* _What is being asked_:
An exact copy of every record is needed, with all pictures omitted.

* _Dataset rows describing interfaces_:

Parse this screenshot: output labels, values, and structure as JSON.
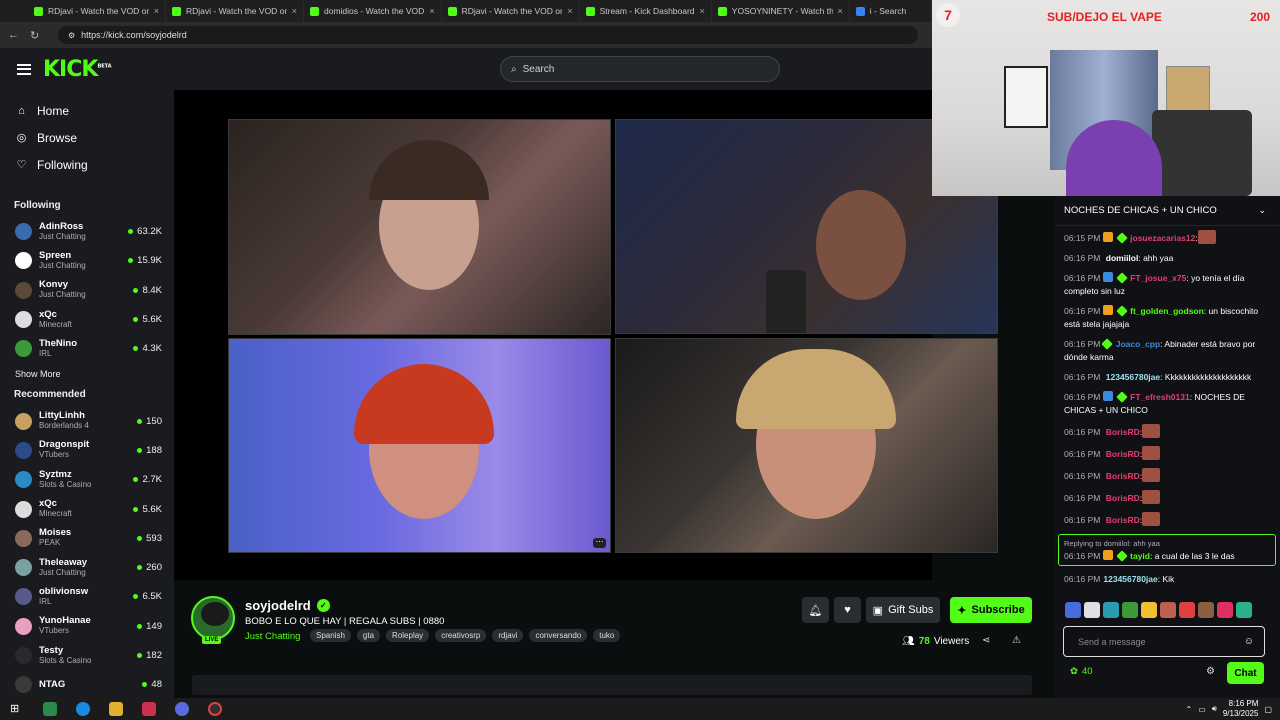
{
  "browser": {
    "tabs": [
      {
        "label": "RDjavi - Watch the VOD on",
        "fav": "kick"
      },
      {
        "label": "RDjavi - Watch the VOD on",
        "fav": "kick"
      },
      {
        "label": "domidios - Watch the VOD",
        "fav": "kick"
      },
      {
        "label": "RDjavi - Watch the VOD on",
        "fav": "kick"
      },
      {
        "label": "Stream - Kick Dashboard",
        "fav": "kick"
      },
      {
        "label": "YOSOYNINETY - Watch the",
        "fav": "kick"
      },
      {
        "label": "i - Search",
        "fav": "search"
      }
    ],
    "url": "https://kick.com/soyjodelrd"
  },
  "header": {
    "logo": "KICK",
    "beta": "BETA",
    "search_placeholder": "Search"
  },
  "sidebar": {
    "nav": [
      {
        "label": "Home",
        "icon": "home-icon"
      },
      {
        "label": "Browse",
        "icon": "compass-icon"
      },
      {
        "label": "Following",
        "icon": "heart-icon"
      }
    ],
    "following_title": "Following",
    "following": [
      {
        "name": "AdinRoss",
        "category": "Just Chatting",
        "viewers": "63.2K",
        "color": "#3a6ab0"
      },
      {
        "name": "Spreen",
        "category": "Just Chatting",
        "viewers": "15.9K",
        "color": "#ffffff"
      },
      {
        "name": "Konvy",
        "category": "Just Chatting",
        "viewers": "8.4K",
        "color": "#5a4a3a"
      },
      {
        "name": "xQc",
        "category": "Minecraft",
        "viewers": "5.6K",
        "color": "#dddddd"
      },
      {
        "name": "TheNino",
        "category": "IRL",
        "viewers": "4.3K",
        "color": "#3a9a3a"
      }
    ],
    "show_more": "Show More",
    "recommended_title": "Recommended",
    "recommended": [
      {
        "name": "LittyLinhh",
        "category": "Borderlands 4",
        "viewers": "150",
        "color": "#c8a060"
      },
      {
        "name": "Dragonspit",
        "category": "VTubers",
        "viewers": "188",
        "color": "#2a4a8a"
      },
      {
        "name": "Syztmz",
        "category": "Slots & Casino",
        "viewers": "2.7K",
        "color": "#2a8ac8"
      },
      {
        "name": "xQc",
        "category": "Minecraft",
        "viewers": "5.6K",
        "color": "#dddddd"
      },
      {
        "name": "Moises",
        "category": "PEAK",
        "viewers": "593",
        "color": "#8a6a5a"
      },
      {
        "name": "Theleaway",
        "category": "Just Chatting",
        "viewers": "260",
        "color": "#7aa0a0"
      },
      {
        "name": "oblivionsw",
        "category": "IRL",
        "viewers": "6.5K",
        "color": "#5a5a8a"
      },
      {
        "name": "YunoHanae",
        "category": "VTubers",
        "viewers": "149",
        "color": "#e8a0c0"
      },
      {
        "name": "Testy",
        "category": "Slots & Casino",
        "viewers": "182",
        "color": "#2a2a2a"
      },
      {
        "name": "NTAG",
        "category": "",
        "viewers": "48",
        "color": "#3a3a3a"
      }
    ]
  },
  "stream": {
    "username": "soyjodelrd",
    "title": "BOBO E LO QUE HAY | REGALA SUBS | 0880",
    "category": "Just Chatting",
    "live": "LIVE",
    "tags": [
      "Spanish",
      "gta",
      "Roleplay",
      "creativosrp",
      "rdjavi",
      "conversando",
      "tuko"
    ],
    "gift_label": "Gift Subs",
    "subscribe_label": "Subscribe",
    "viewers_count": "78",
    "viewers_label": "Viewers"
  },
  "chat": {
    "pinned": "NOCHES DE CHICAS + UN CHICO",
    "messages": [
      {
        "time": "06:15 PM",
        "user": "josuezacarias12",
        "color": "#e04070",
        "badges": [
          "y",
          "g"
        ],
        "text": ":",
        "emote": true
      },
      {
        "time": "06:16 PM",
        "user": "domiilol",
        "color": "#ffffff",
        "badges": [],
        "text": ": ahh yaa"
      },
      {
        "time": "06:16 PM",
        "user": "FT_josue_x75",
        "color": "#e04070",
        "badges": [
          "b",
          "g"
        ],
        "text": ": yo tenía el día completo sin luz"
      },
      {
        "time": "06:16 PM",
        "user": "ft_golden_godson",
        "color": "#53fc18",
        "badges": [
          "y",
          "g"
        ],
        "text": ": un biscochito está stela jajajaja"
      },
      {
        "time": "06:16 PM",
        "user": "Joaco_cpp",
        "color": "#3b8ae0",
        "badges": [
          "g"
        ],
        "text": ": Abinader está bravo por dónde karma"
      },
      {
        "time": "06:16 PM",
        "user": "123456780jae",
        "color": "#a0e0f0",
        "badges": [],
        "text": ": Kkkkkkkkkkkkkkkkkkkk"
      },
      {
        "time": "06:16 PM",
        "user": "FT_efresh0131",
        "color": "#e04070",
        "badges": [
          "b",
          "g"
        ],
        "text": ": NOCHES DE CHICAS + UN CHICO"
      },
      {
        "time": "06:16 PM",
        "user": "BorisRD",
        "color": "#e04070",
        "badges": [],
        "text": ":",
        "emote": true
      },
      {
        "time": "06:16 PM",
        "user": "BorisRD",
        "color": "#e04070",
        "badges": [],
        "text": ":",
        "emote": true
      },
      {
        "time": "06:16 PM",
        "user": "BorisRD",
        "color": "#e04070",
        "badges": [],
        "text": ":",
        "emote": true
      },
      {
        "time": "06:16 PM",
        "user": "BorisRD",
        "color": "#e04070",
        "badges": [],
        "text": ":",
        "emote": true
      },
      {
        "time": "06:16 PM",
        "user": "BorisRD",
        "color": "#e04070",
        "badges": [],
        "text": ":",
        "emote": true
      }
    ],
    "reply": {
      "replying": "Replying to domiilol: ahh yaa",
      "time": "06:16 PM",
      "user": "tayid",
      "color": "#53fc18",
      "text": ": a cual de las 3 le das"
    },
    "last": {
      "time": "06:16 PM",
      "user": "123456780jae",
      "color": "#a0e0f0",
      "text": ": Kik"
    },
    "input_placeholder": "Send a message",
    "points": "40",
    "send_label": "Chat"
  },
  "overlay": {
    "counter_left": "7",
    "title": "SUB/DEJO EL VAPE",
    "counter_right": "200"
  },
  "taskbar": {
    "time": "8:16 PM",
    "date": "9/13/2025"
  }
}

* _Expected output_:
Parse this screenshot: output labels, values, and structure as JSON.
{
  "browser": {
    "tabs": [
      {
        "label": "RDjavi - Watch the VOD on",
        "fav": "kick"
      },
      {
        "label": "RDjavi - Watch the VOD on",
        "fav": "kick"
      },
      {
        "label": "domidios - Watch the VOD",
        "fav": "kick"
      },
      {
        "label": "RDjavi - Watch the VOD on",
        "fav": "kick"
      },
      {
        "label": "Stream - Kick Dashboard",
        "fav": "kick"
      },
      {
        "label": "YOSOYNINETY - Watch the",
        "fav": "kick"
      },
      {
        "label": "i - Search",
        "fav": "search"
      }
    ],
    "url": "https://kick.com/soyjodelrd"
  },
  "header": {
    "logo": "KICK",
    "beta": "BETA",
    "search_placeholder": "Search"
  },
  "sidebar": {
    "nav": [
      {
        "label": "Home",
        "icon": "home-icon"
      },
      {
        "label": "Browse",
        "icon": "compass-icon"
      },
      {
        "label": "Following",
        "icon": "heart-icon"
      }
    ],
    "following_title": "Following",
    "following": [
      {
        "name": "AdinRoss",
        "category": "Just Chatting",
        "viewers": "63.2K",
        "color": "#3a6ab0"
      },
      {
        "name": "Spreen",
        "category": "Just Chatting",
        "viewers": "15.9K",
        "color": "#ffffff"
      },
      {
        "name": "Konvy",
        "category": "Just Chatting",
        "viewers": "8.4K",
        "color": "#5a4a3a"
      },
      {
        "name": "xQc",
        "category": "Minecraft",
        "viewers": "5.6K",
        "color": "#dddddd"
      },
      {
        "name": "TheNino",
        "category": "IRL",
        "viewers": "4.3K",
        "color": "#3a9a3a"
      }
    ],
    "show_more": "Show More",
    "recommended_title": "Recommended",
    "recommended": [
      {
        "name": "LittyLinhh",
        "category": "Borderlands 4",
        "viewers": "150",
        "color": "#c8a060"
      },
      {
        "name": "Dragonspit",
        "category": "VTubers",
        "viewers": "188",
        "color": "#2a4a8a"
      },
      {
        "name": "Syztmz",
        "category": "Slots & Casino",
        "viewers": "2.7K",
        "color": "#2a8ac8"
      },
      {
        "name": "xQc",
        "category": "Minecraft",
        "viewers": "5.6K",
        "color": "#dddddd"
      },
      {
        "name": "Moises",
        "category": "PEAK",
        "viewers": "593",
        "color": "#8a6a5a"
      },
      {
        "name": "Theleaway",
        "category": "Just Chatting",
        "viewers": "260",
        "color": "#7aa0a0"
      },
      {
        "name": "oblivionsw",
        "category": "IRL",
        "viewers": "6.5K",
        "color": "#5a5a8a"
      },
      {
        "name": "YunoHanae",
        "category": "VTubers",
        "viewers": "149",
        "color": "#e8a0c0"
      },
      {
        "name": "Testy",
        "category": "Slots & Casino",
        "viewers": "182",
        "color": "#2a2a2a"
      },
      {
        "name": "NTAG",
        "category": "",
        "viewers": "48",
        "color": "#3a3a3a"
      }
    ]
  },
  "stream": {
    "username": "soyjodelrd",
    "title": "BOBO E LO QUE HAY | REGALA SUBS | 0880",
    "category": "Just Chatting",
    "live": "LIVE",
    "tags": [
      "Spanish",
      "gta",
      "Roleplay",
      "creativosrp",
      "rdjavi",
      "conversando",
      "tuko"
    ],
    "gift_label": "Gift Subs",
    "subscribe_label": "Subscribe",
    "viewers_count": "78",
    "viewers_label": "Viewers"
  },
  "chat": {
    "pinned": "NOCHES DE CHICAS + UN CHICO",
    "messages": [
      {
        "time": "06:15 PM",
        "user": "josuezacarias12",
        "color": "#e04070",
        "badges": [
          "y",
          "g"
        ],
        "text": ":",
        "emote": true
      },
      {
        "time": "06:16 PM",
        "user": "domiilol",
        "color": "#ffffff",
        "badges": [],
        "text": ": ahh yaa"
      },
      {
        "time": "06:16 PM",
        "user": "FT_josue_x75",
        "color": "#e04070",
        "badges": [
          "b",
          "g"
        ],
        "text": ": yo tenía el día completo sin luz"
      },
      {
        "time": "06:16 PM",
        "user": "ft_golden_godson",
        "color": "#53fc18",
        "badges": [
          "y",
          "g"
        ],
        "text": ": un biscochito está stela jajajaja"
      },
      {
        "time": "06:16 PM",
        "user": "Joaco_cpp",
        "color": "#3b8ae0",
        "badges": [
          "g"
        ],
        "text": ": Abinader está bravo por dónde karma"
      },
      {
        "time": "06:16 PM",
        "user": "123456780jae",
        "color": "#a0e0f0",
        "badges": [],
        "text": ": Kkkkkkkkkkkkkkkkkkkk"
      },
      {
        "time": "06:16 PM",
        "user": "FT_efresh0131",
        "color": "#e04070",
        "badges": [
          "b",
          "g"
        ],
        "text": ": NOCHES DE CHICAS + UN CHICO"
      },
      {
        "time": "06:16 PM",
        "user": "BorisRD",
        "color": "#e04070",
        "badges": [],
        "text": ":",
        "emote": true
      },
      {
        "time": "06:16 PM",
        "user": "BorisRD",
        "color": "#e04070",
        "badges": [],
        "text": ":",
        "emote": true
      },
      {
        "time": "06:16 PM",
        "user": "BorisRD",
        "color": "#e04070",
        "badges": [],
        "text": ":",
        "emote": true
      },
      {
        "time": "06:16 PM",
        "user": "BorisRD",
        "color": "#e04070",
        "badges": [],
        "text": ":",
        "emote": true
      },
      {
        "time": "06:16 PM",
        "user": "BorisRD",
        "color": "#e04070",
        "badges": [],
        "text": ":",
        "emote": true
      }
    ],
    "reply": {
      "replying": "Replying to domiilol: ahh yaa",
      "time": "06:16 PM",
      "user": "tayid",
      "color": "#53fc18",
      "text": ": a cual de las 3 le das"
    },
    "last": {
      "time": "06:16 PM",
      "user": "123456780jae",
      "color": "#a0e0f0",
      "text": ": Kik"
    },
    "input_placeholder": "Send a message",
    "points": "40",
    "send_label": "Chat"
  },
  "overlay": {
    "counter_left": "7",
    "title": "SUB/DEJO EL VAPE",
    "counter_right": "200"
  },
  "taskbar": {
    "time": "8:16 PM",
    "date": "9/13/2025"
  }
}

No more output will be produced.